(Beginning of SOURCE DATA)

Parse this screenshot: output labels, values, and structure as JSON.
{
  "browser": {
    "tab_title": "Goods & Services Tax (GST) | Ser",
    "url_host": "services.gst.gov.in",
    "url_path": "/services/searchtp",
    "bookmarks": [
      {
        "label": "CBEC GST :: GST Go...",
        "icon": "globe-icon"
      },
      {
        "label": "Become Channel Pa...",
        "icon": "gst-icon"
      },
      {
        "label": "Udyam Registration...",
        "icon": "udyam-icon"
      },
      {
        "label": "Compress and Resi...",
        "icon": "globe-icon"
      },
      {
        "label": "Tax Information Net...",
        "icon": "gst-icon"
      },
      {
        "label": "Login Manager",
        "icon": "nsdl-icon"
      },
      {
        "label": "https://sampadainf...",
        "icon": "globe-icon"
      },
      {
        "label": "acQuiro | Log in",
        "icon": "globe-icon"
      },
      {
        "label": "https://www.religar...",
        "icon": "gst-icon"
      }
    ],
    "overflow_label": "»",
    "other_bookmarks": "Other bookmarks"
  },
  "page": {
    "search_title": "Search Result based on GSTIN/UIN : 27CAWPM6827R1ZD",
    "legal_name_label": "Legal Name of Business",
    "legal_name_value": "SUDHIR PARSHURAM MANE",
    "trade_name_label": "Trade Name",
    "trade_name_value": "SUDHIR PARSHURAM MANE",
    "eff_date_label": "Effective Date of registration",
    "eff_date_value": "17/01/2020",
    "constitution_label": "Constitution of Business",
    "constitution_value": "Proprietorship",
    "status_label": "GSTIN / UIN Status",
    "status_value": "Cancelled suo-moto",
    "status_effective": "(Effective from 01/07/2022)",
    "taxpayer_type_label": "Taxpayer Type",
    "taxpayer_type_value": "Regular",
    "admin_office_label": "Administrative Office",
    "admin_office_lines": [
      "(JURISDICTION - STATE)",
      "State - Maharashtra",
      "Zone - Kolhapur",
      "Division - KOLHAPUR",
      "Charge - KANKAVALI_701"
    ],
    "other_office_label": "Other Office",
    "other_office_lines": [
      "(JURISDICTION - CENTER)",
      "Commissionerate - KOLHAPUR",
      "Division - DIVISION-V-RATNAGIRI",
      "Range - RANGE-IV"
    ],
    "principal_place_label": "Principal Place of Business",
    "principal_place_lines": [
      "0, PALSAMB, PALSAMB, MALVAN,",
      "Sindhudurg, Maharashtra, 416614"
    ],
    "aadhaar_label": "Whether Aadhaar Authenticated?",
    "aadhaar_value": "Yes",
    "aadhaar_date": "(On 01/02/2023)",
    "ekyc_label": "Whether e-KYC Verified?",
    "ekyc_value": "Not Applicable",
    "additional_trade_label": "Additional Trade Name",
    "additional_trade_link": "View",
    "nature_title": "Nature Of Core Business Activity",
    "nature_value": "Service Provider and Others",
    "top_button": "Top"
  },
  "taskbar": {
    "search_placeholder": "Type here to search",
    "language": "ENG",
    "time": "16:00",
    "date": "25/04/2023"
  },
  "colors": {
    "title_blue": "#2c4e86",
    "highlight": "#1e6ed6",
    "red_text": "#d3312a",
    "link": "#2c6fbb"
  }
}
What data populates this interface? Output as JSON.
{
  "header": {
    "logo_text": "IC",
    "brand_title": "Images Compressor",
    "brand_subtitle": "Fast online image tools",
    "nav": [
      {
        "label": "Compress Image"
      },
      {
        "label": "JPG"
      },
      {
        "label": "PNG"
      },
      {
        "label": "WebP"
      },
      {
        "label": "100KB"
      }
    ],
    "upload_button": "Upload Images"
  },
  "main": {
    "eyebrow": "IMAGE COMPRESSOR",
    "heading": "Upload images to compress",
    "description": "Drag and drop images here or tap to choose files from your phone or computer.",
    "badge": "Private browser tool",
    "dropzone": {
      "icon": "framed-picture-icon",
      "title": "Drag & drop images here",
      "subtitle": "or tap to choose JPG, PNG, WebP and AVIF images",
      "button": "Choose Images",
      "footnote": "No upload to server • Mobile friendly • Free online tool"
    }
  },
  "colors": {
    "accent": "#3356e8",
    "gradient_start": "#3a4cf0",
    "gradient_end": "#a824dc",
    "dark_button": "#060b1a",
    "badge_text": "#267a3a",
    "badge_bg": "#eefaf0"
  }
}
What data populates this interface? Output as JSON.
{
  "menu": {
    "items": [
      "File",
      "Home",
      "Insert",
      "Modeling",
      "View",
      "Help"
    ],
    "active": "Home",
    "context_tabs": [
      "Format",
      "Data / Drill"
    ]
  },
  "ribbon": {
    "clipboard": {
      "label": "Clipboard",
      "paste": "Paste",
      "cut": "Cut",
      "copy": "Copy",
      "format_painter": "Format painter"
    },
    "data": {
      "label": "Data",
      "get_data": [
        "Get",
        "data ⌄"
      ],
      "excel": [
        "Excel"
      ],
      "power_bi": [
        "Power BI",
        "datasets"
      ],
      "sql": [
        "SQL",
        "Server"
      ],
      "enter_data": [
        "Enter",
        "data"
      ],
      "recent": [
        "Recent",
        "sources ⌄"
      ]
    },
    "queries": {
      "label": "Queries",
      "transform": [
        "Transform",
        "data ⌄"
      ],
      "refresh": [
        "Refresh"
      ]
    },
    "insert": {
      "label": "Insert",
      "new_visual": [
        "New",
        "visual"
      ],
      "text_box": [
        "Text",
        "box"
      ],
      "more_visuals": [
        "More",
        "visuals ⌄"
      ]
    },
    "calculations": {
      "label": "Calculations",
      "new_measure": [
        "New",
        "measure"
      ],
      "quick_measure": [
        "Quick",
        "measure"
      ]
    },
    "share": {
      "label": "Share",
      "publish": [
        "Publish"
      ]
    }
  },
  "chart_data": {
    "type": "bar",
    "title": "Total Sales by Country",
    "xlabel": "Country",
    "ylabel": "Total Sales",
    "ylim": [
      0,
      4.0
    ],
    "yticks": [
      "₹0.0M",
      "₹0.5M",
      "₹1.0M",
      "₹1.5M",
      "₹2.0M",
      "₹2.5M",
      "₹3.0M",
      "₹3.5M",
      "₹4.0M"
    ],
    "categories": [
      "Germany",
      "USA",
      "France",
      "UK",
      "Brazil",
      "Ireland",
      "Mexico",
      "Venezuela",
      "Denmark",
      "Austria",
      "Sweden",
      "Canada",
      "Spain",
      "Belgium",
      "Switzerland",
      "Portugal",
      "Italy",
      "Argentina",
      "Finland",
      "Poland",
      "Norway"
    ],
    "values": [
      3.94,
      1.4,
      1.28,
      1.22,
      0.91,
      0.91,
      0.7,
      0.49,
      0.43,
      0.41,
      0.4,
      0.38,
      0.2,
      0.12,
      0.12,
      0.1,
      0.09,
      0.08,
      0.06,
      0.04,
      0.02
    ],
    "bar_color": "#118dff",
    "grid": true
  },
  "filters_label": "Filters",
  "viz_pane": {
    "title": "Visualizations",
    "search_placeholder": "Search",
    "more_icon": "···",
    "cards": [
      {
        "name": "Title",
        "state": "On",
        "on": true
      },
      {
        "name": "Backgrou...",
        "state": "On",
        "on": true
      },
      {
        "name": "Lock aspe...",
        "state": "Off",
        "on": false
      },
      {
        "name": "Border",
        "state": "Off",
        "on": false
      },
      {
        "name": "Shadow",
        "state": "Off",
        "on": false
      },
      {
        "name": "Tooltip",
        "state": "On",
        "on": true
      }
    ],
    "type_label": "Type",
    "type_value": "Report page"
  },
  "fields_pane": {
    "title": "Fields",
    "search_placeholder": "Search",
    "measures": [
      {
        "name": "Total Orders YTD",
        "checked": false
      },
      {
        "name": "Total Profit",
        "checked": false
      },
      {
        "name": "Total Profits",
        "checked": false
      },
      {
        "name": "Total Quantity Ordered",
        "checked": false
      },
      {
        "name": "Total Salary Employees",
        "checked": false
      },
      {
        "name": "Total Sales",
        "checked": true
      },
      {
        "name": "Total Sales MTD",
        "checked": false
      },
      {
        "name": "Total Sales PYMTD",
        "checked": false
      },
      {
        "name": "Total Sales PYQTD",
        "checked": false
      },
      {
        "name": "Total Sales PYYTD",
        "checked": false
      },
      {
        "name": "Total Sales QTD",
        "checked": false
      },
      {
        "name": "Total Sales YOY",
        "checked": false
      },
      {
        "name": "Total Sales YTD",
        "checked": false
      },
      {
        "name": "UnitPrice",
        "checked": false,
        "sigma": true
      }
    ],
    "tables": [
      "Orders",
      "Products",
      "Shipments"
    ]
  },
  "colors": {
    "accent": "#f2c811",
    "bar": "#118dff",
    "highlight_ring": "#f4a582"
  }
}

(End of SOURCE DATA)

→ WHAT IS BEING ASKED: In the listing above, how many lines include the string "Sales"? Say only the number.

→ YOUR SOLUTION: 10